This is regarding the front-page article “Doctor charged with murder in 25 deaths,” (Courier, June 6).

As a former RRT working ICU units as well as working directly in hospice care, many of us in both the medical professional and hospice care have known for years that what is called “palliative care” sometimes crosses over into euthanasia (voluntary or involuntary termination of life).

This has been written about for some time by former nurse Ron Panzer.

It has been termed “stealth euthanasia” and often occurs within the nursing home setting where hospice is also called in to assist in administering drugs to the elderly and dying.

It happens easily because insurance programs, including Medicare and Medicaid, double reimburse.

What could be one level of drug delivery by assisted living/nursing home, monetarily profits both hospice and the long-term care facilities.

Nurse Panzer also found that hospice patients are often directed to stand alone “hospice units” or nursing homes rather than to their own homes because insurance companies (especially Medicare) pay more for such care.

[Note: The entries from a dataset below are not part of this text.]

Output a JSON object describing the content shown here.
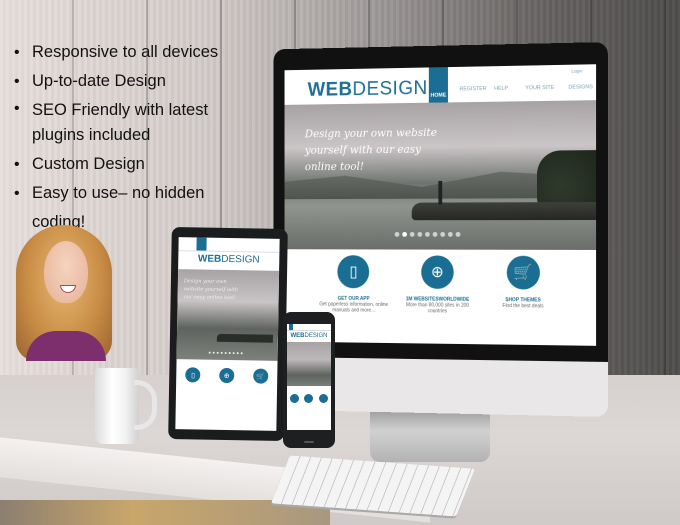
{
  "features": [
    "Responsive to all devices",
    "Up-to-date Design",
    "SEO Friendly with latest plugins included",
    "Custom Design",
    "Easy to use– no hidden coding!"
  ],
  "bullet_glyph": "•",
  "site": {
    "logo_bold": "WEB",
    "logo_light": "DESIGN",
    "login": "Login",
    "nav": [
      "HOME",
      "REGISTER",
      "HELP",
      "YOUR SITE",
      "DESIGNS"
    ],
    "active_nav": "HOME",
    "hero_text": "Design your own website yourself with our easy online tool!",
    "slider_dots": 9,
    "slider_active_index": 1,
    "cards": [
      {
        "icon": "phone-icon",
        "glyph": "▯",
        "title": "GET OUR APP",
        "desc": "Get paperless information, online manuals and more..."
      },
      {
        "icon": "globe-icon",
        "glyph": "⊕",
        "title": "1M WEBSITESWORLDWIDE",
        "desc": "More than 80,000 sites in 200 countries"
      },
      {
        "icon": "cart-icon",
        "glyph": "🛒",
        "title": "SHOP THEMES",
        "desc": "Find the best deals"
      }
    ]
  },
  "colors": {
    "brand_blue": "#1a6d93",
    "text_dark": "#111111"
  }
}
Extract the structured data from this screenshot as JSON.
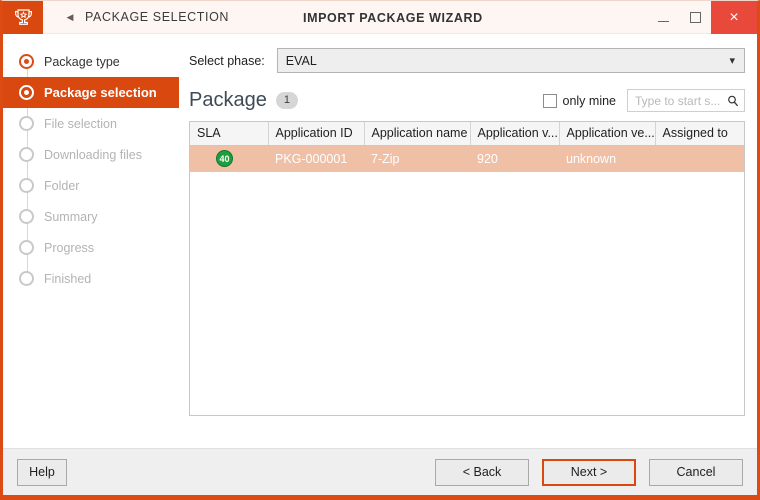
{
  "titlebar": {
    "logo_icon": "trophy-icon",
    "back_arrow_icon": "chevron-left-icon",
    "breadcrumb": "PACKAGE SELECTION",
    "wizard_title": "IMPORT PACKAGE WIZARD",
    "minimize_icon": "minimize-icon",
    "maximize_icon": "maximize-icon",
    "close_icon": "close-icon",
    "close_glyph": "×",
    "accent_color": "#d9480f",
    "close_color": "#e8493b"
  },
  "sidebar": {
    "steps": [
      {
        "label": "Package type",
        "state": "done"
      },
      {
        "label": "Package selection",
        "state": "active"
      },
      {
        "label": "File selection",
        "state": "pending"
      },
      {
        "label": "Downloading files",
        "state": "pending"
      },
      {
        "label": "Folder",
        "state": "pending"
      },
      {
        "label": "Summary",
        "state": "pending"
      },
      {
        "label": "Progress",
        "state": "pending"
      },
      {
        "label": "Finished",
        "state": "pending"
      }
    ]
  },
  "content": {
    "phase": {
      "label": "Select phase:",
      "value": "EVAL",
      "caret_icon": "chevron-down-icon",
      "options": [
        "EVAL"
      ]
    },
    "package": {
      "title": "Package",
      "count": "1",
      "only_mine_label": "only mine",
      "only_mine_checked": false,
      "search_placeholder": "Type to start s...",
      "search_value": "",
      "search_icon": "search-icon"
    },
    "table": {
      "columns": [
        "SLA",
        "Application ID",
        "Application name",
        "Application v...",
        "Application ve...",
        "Assigned to"
      ],
      "rows": [
        {
          "selected": true,
          "sla": "40",
          "sla_color": "#1f9e3e",
          "app_id": "PKG-000001",
          "app_name": "7-Zip",
          "app_v": "920",
          "app_ve": "unknown",
          "assigned_to": ""
        }
      ]
    }
  },
  "footer": {
    "help": "Help",
    "back": "< Back",
    "next": "Next >",
    "cancel": "Cancel"
  }
}
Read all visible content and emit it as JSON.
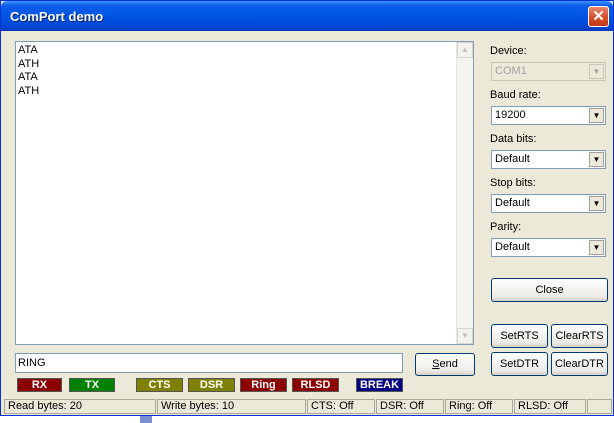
{
  "window": {
    "title": "ComPort demo"
  },
  "memo": {
    "lines": [
      "ATA",
      "ATH",
      "ATA",
      "ATH"
    ]
  },
  "settings": {
    "device": {
      "label": "Device:",
      "value": "COM1"
    },
    "baud": {
      "label": "Baud rate:",
      "value": "19200"
    },
    "databits": {
      "label": "Data bits:",
      "value": "Default"
    },
    "stopbits": {
      "label": "Stop bits:",
      "value": "Default"
    },
    "parity": {
      "label": "Parity:",
      "value": "Default"
    }
  },
  "buttons": {
    "close": "Close",
    "setrts": "SetRTS",
    "clearrts": "ClearRTS",
    "setdtr": "SetDTR",
    "cleardtr": "ClearDTR",
    "send_prefix": "S",
    "send_rest": "end"
  },
  "input": {
    "value": "RING"
  },
  "leds": [
    {
      "label": "RX",
      "color": "#8b0000"
    },
    {
      "label": "TX",
      "color": "#008000"
    },
    {
      "label": "CTS",
      "color": "#808000"
    },
    {
      "label": "DSR",
      "color": "#808000"
    },
    {
      "label": "Ring",
      "color": "#8b0000"
    },
    {
      "label": "RLSD",
      "color": "#8b0000"
    },
    {
      "label": "BREAK",
      "color": "#000080"
    }
  ],
  "status": {
    "read": "Read bytes: 20",
    "write": "Write bytes: 10",
    "cts": "CTS: Off",
    "dsr": "DSR: Off",
    "ring": "Ring: Off",
    "rlsd": "RLSD: Off"
  },
  "icons": {
    "close": "close-x-icon",
    "dropdown": "chevron-down-icon"
  }
}
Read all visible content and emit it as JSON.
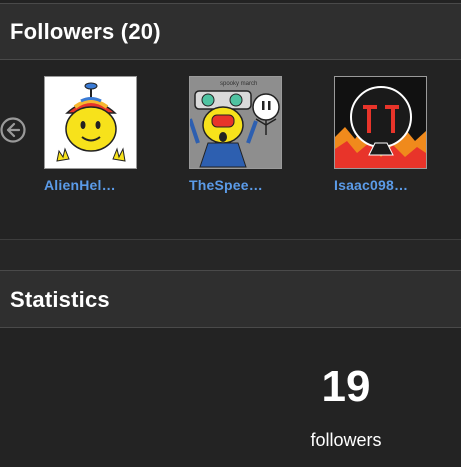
{
  "followers_panel": {
    "title": "Followers (20)",
    "prev_icon": "arrow-left-circle-icon",
    "items": [
      {
        "name": "AlienHel…",
        "avatar_icon": "yellow-alien-propeller-hat-avatar"
      },
      {
        "name": "TheSpee…",
        "avatar_icon": "spooky-march-robot-avatar",
        "avatar_caption": "spooky march"
      },
      {
        "name": "Isaac098…",
        "avatar_icon": "red-fire-mask-avatar"
      }
    ]
  },
  "statistics_panel": {
    "title": "Statistics",
    "followers_count": "19",
    "followers_label": "followers"
  },
  "colors": {
    "background": "#232323",
    "header_bg": "#2f2f2f",
    "link": "#5b9be8"
  }
}
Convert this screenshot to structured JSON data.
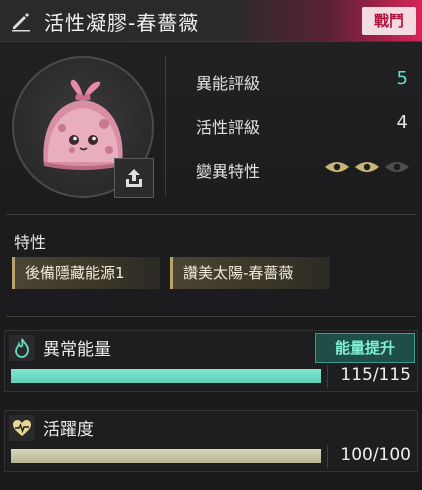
{
  "header": {
    "title": "活性凝膠-春薔薇",
    "tag": "戰鬥",
    "tag_color": "#b0163e",
    "accent_color": "#d8245a"
  },
  "portrait": {
    "subject": "pink-slime-creature",
    "share_icon": "share-upload-icon"
  },
  "stats": [
    {
      "label": "異能評級",
      "value": "5",
      "color": "#5fe3c7"
    },
    {
      "label": "活性評級",
      "value": "4"
    },
    {
      "label": "變異特性",
      "eyes_active": 2,
      "eyes_total": 3
    }
  ],
  "traits": {
    "title": "特性",
    "items": [
      "後備隱藏能源1",
      "讚美太陽-春薔薇"
    ]
  },
  "resources": {
    "anomaly_energy": {
      "label": "異常能量",
      "icon": "flame-icon",
      "value_text": "115/115",
      "fraction": 1.0,
      "button_label": "能量提升",
      "color": "#6fdcc4"
    },
    "activity": {
      "label": "活躍度",
      "icon": "heartbeat-icon",
      "value_text": "100/100",
      "fraction": 1.0,
      "color": "#c8c4a2"
    }
  }
}
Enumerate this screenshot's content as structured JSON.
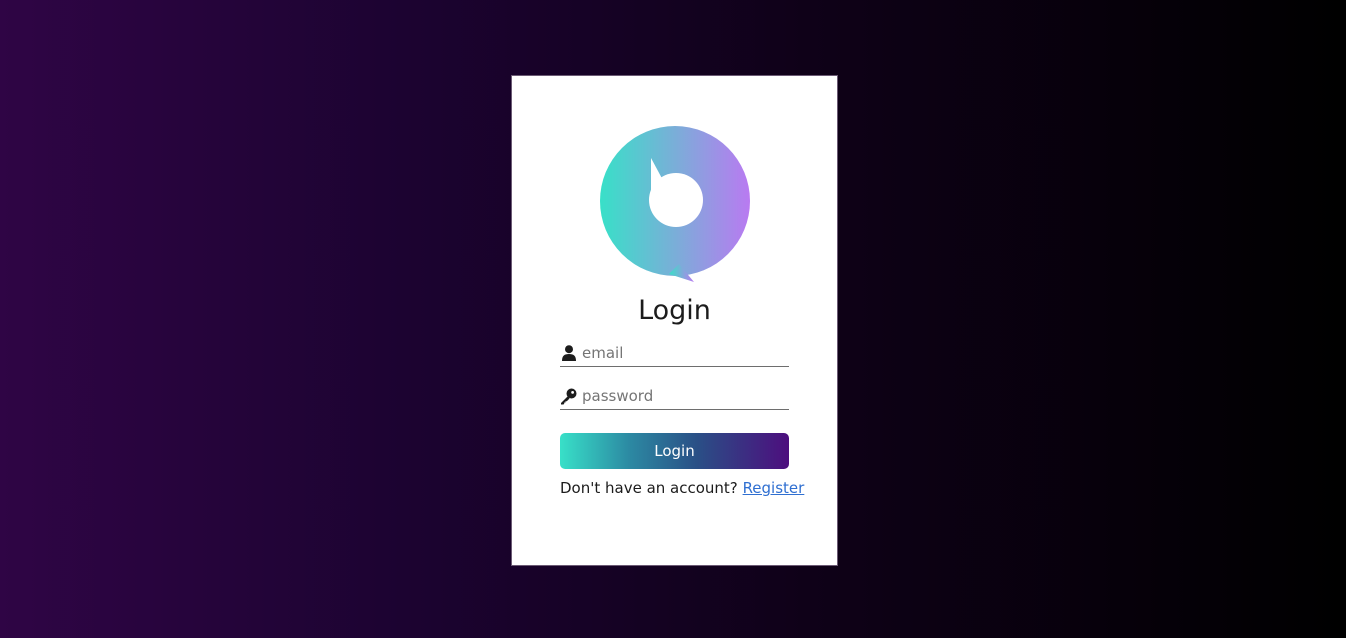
{
  "login_card": {
    "logo_icon": "chat-bubble-b-logo",
    "title": "Login",
    "email_field": {
      "icon": "user-icon",
      "value": "",
      "placeholder": "email"
    },
    "password_field": {
      "icon": "key-icon",
      "value": "",
      "placeholder": "password"
    },
    "login_button_label": "Login",
    "register_prompt": "Don't have an account?",
    "register_link": "Register"
  },
  "colors": {
    "gradient_start": "#38e0c8",
    "gradient_end": "#4d0e7e",
    "logo_gradient_start": "#38e0c8",
    "logo_gradient_end": "#b77af0",
    "link": "#2f6fd1",
    "background_dark": "#2f0545"
  }
}
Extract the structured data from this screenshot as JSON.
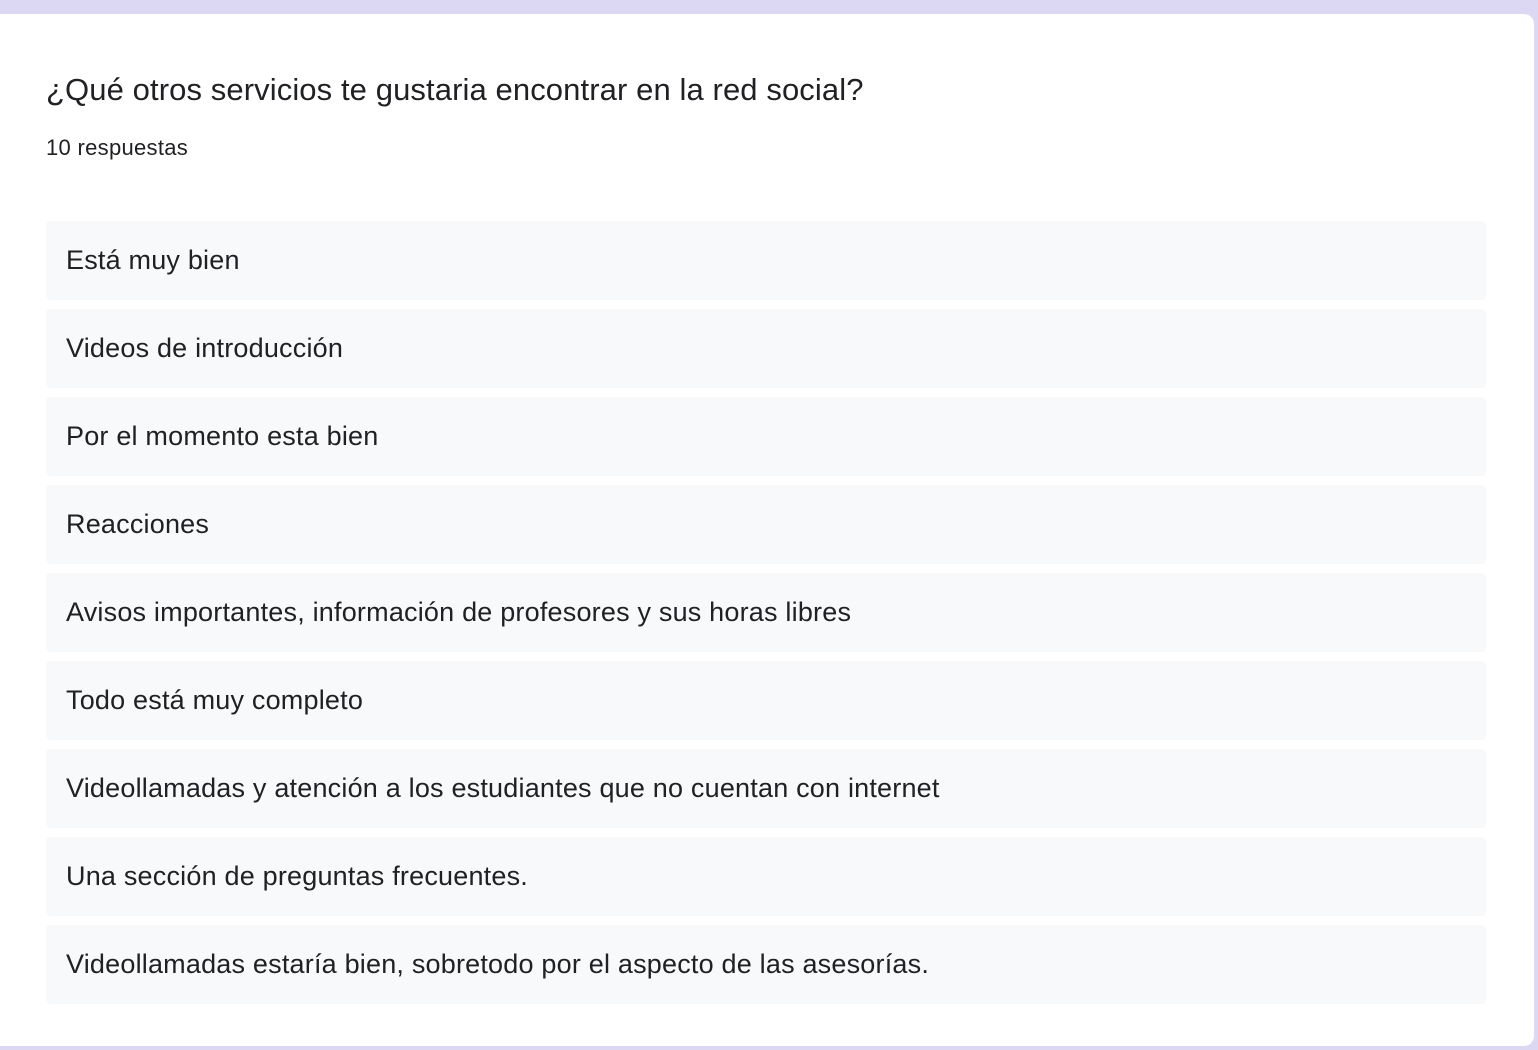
{
  "question": {
    "title": "¿Qué otros servicios te gustaria encontrar en la red social?",
    "response_count": "10 respuestas"
  },
  "responses": [
    "Está muy bien",
    "Videos de introducción",
    "Por el momento esta bien",
    "Reacciones",
    "Avisos importantes, información de profesores y sus horas libres",
    "Todo está muy completo",
    "Videollamadas y atención a los estudiantes que no cuentan con internet",
    "Una sección de preguntas frecuentes.",
    "Videollamadas estaría bien, sobretodo por el aspecto de las asesorías."
  ],
  "colors": {
    "page_background": "#dcd8f3",
    "card_background": "#ffffff",
    "response_background": "#f8f9fa",
    "text": "#202124"
  }
}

Although Panzer often muddies the waters in his ebooks with discussion about abortion, one should take away his main point regarding palliative care that euthanasia in this country is alive and well, whether the patient or family concurs or not.

As an individual consumer, the public might be advised to not turn a blind, ignorant eye when your loved one (or you) lands in the palliative situation.

Powerful drugs like methadone and the like can easily kill via respiratory and/or cardiac arrest.

Elaine Waldman



I agree with Jake Laird and Zac Binkley (letters, June 5) 100 percent.

President Trump’s fearful deceptions and constant venom toward diversity gives people no choice except to believe Trump is no Christian, and leading America into a dictatorship.

Is God sending Republicans a message with the destruction from extreme weather only in states that voted for Trump?

As Laird writes, Bill Stock and Deb Peterson (letters, June 4) have some serious soul searching to do. Their God is weak.

They condemn the LGBTQ community and immigrants. Peterson and Stock apparently distrust God to do his work with his creation.

Nevertheless, God keeps breathing his spirit into the lives of LGBTQ people and immigrants. Stock’s and Peterson’s God must have run out of grace to help them understand how to welcome and care for others unlike themselves.

I imagine their insecure and punishing tiny God is endangered by such things.

They’re not satisfied with allowing Jesus to take charge and take care of those they’re condemning. Stock’s and Peterson’s God is limited, rather than a God full of the gift of grace, all knowing and all powerful.

There’s a hymn, lyrics sung by Christians: “They’ll Know We are Christians by Our Love.” Apparently, love is no longer some Christians’ message. It is now condemnation, bigotry, judgment and hypocrisy.

Those with toxic Christianity fail at drawing others to Christ. Instead, it pushes them away.

They act in a way opposite to Jesus’ life and message.

The conservative church is making atheists — or making people who no longer consider organized religion as an option because the Jesus they identify with cannot be found.

From what I read, Stock and Peterson’s faith is toxic. Those who possess a toxic faith have stepped across the line from a sensible view of God to a disturbing faith in a weak, powerless, uncaring, ungracious God.

I believe Stock’s and Peterson’s religious objective is an attempt to spiritually abuse others into believing and behaving the way they want. Don’t fall for their illusory and harmful religion.

Don Iliff



OK folks, let’s stop and consider something.

Last weekend, Findlay hosted the whole LGBTQ schedule of events. Then, Saturday night, we had the worst thunderstorm of the whole season. High winds, hail, thunder, lightning and lots of rain.

We even had another flood caused by the heavy rain.

Does anyone really believe that is a coincidence?

Bruce Haynes